So far, Jindal has announced his legislative agenda through press conferences, and has left the lobbying with legislators to his key staff members. House Speaker Jim Tucker has no problem with Jindal’s lack of presence. “The Governor proposes and we legislate. Louisiana is not used to having an equal branch of government.” He called Jindal’s style “refreshing” and says the Governor is active behind the scenes.

But perhaps now is the time for Jindal to become much more publicly involved with the legislature. Senator John McCain, who has Jindal on his short list as a potential running mate, told the Reuters’ new service last week that if he is elected president, he would like to adopt the hallowed British tradition of the Prime Minister weekly facing questions in Parliament.

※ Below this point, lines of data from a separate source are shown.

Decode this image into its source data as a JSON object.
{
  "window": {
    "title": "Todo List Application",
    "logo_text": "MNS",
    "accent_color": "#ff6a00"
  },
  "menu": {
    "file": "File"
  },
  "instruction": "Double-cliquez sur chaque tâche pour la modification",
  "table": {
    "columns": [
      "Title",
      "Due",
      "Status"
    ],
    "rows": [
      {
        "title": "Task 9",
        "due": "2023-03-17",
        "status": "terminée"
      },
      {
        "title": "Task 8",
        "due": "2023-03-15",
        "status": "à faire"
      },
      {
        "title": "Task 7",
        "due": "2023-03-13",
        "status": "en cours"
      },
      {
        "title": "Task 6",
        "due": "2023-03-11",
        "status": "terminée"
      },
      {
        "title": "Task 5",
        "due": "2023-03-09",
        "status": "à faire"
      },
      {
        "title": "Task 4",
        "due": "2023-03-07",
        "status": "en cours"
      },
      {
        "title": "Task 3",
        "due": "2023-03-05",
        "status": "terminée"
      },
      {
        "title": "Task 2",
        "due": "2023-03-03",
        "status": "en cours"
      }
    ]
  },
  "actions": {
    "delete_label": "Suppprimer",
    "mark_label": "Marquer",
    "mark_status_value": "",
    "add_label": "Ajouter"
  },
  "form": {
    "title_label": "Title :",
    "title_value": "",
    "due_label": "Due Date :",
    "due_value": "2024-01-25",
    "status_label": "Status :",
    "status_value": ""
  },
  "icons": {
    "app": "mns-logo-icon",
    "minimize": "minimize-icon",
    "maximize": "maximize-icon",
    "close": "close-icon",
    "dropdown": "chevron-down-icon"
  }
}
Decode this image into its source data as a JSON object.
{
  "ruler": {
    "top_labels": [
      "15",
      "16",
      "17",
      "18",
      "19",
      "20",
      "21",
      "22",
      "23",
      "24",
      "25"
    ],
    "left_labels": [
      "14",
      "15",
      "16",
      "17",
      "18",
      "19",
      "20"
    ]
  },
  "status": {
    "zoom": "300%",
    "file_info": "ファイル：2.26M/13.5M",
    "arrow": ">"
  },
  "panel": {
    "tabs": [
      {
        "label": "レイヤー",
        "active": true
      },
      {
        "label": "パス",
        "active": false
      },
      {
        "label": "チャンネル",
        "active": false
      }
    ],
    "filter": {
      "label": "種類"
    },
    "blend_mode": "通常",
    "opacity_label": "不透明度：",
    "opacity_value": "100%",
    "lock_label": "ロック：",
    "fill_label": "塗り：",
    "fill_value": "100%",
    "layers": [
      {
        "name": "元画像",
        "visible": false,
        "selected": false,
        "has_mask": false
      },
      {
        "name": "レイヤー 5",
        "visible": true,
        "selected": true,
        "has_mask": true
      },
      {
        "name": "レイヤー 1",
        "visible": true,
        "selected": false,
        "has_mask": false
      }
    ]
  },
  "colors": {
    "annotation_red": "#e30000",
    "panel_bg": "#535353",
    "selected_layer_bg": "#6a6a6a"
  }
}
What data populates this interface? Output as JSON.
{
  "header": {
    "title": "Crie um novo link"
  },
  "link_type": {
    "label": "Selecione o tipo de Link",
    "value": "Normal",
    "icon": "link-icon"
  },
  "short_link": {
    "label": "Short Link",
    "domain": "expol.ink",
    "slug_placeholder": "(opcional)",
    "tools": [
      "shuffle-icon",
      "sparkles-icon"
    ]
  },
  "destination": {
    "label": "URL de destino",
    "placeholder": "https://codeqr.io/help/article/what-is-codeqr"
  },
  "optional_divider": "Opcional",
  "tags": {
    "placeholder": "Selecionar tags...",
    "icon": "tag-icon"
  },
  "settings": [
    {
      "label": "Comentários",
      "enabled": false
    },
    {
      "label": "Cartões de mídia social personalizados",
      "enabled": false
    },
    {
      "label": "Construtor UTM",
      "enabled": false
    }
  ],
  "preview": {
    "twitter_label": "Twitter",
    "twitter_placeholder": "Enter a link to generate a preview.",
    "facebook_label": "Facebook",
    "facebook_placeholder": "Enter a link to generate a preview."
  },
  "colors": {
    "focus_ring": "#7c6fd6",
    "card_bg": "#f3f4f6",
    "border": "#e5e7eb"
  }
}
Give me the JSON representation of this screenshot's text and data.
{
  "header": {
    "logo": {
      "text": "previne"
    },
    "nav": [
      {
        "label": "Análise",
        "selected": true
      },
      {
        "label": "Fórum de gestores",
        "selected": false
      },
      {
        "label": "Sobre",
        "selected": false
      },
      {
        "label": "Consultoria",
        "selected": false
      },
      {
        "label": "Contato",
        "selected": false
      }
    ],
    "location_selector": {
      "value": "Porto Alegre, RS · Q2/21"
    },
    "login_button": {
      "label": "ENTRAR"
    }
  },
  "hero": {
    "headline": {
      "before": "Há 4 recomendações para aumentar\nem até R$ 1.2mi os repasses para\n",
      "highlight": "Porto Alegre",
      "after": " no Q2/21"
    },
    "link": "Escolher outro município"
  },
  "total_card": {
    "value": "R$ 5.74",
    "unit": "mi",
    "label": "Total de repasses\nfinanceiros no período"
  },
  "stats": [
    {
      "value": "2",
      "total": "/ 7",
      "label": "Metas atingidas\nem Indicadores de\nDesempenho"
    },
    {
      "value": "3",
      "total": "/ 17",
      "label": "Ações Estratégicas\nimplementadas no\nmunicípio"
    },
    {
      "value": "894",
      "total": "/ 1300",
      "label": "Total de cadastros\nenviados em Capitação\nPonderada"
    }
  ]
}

The British practice of regularly asking the Prime Minister questions is a tradition that dates back to the 1950s. Every Wednesday, when the House of Commons is sitting, the Prime Minister spends an hour answering questions from various members of Parliament (“MPs”). In actuality, the questions are generally known in advance and answers are certainly scripted. But there is an active and competitive give-and-take by the members and the country's leader that turns out to be informative, often funny, and a solid marketplace of ideas for debate. Many of us here in the US regularly watch the tradition, known as Prime Ministers Questions, on C-Span.

A number of countries have a similar “Question Period” that applies both to the head of the country, as well as in provincial legislatures. You can find such give-and-take debate in Canada, Australia, New Zealand, Ireland, Scotland, India, Israel, and Sweden. Not just in the country's legislative body, but at the state government level as well.

If Senator John McCain is proposing the notion, Jindal has an opportunity to seize the mantle, and put this creative idea in place right here in Louisiana. Once a week during a legislative session, Jindal could come down to the floor of the House of Representatives to have a face-off with members of both the House and Senate. The Governor has proven to be quick and effective on his feet while speaking extemporaneously, and could do quite well facing both tough questions and softballs that he should be able handle with candor and wit.

The House gallery would be packed, he would dominate the evening news, and YouTube would place his more candid comments on the internet for the whole world to see. It would be a gutsy call for the new Louisiana Governor, and just might impress the Republican standard-bearer enough to make the difference in putting Jindal on the ticket.

And speaking of YouTube, how about the Governor taking questions via direct internet links to the public? Louisianans could submit questions, and Jindal could answer via YouTube each week to a regular number of participants. No, it’s not another original Brown idea. Well actually it is. The current British Prime Minister, Gordon Brown, began just this month answering questions from the public via YouTube. If Jindal is the politics of the future, he needs to be perceptive enough to access the newly created tools in order to communicate in new and different ways.

So go for it Governor. If John McCain wants to institute such a procedure nationally, you have a window; an opportunity to "show your stuff" and let the nation see you in action. Start the experiment in Louisiana. You will do well, and it just might get you a ticket on the Straight Talk Express this fall.


"If you can't convince them, confuse them." Harry Truman

Peace and Justice.

Jim Brown

Jim Brown’s column appears weekly, and is published in a number of newspapers and websites throughout Louisiana. You can read past columns by going to Jim’s website at Jim’s regular radio show on WRNO, 995fm out of New Orleans can be heard each Sunday from 11:00 am till 1:00 pm.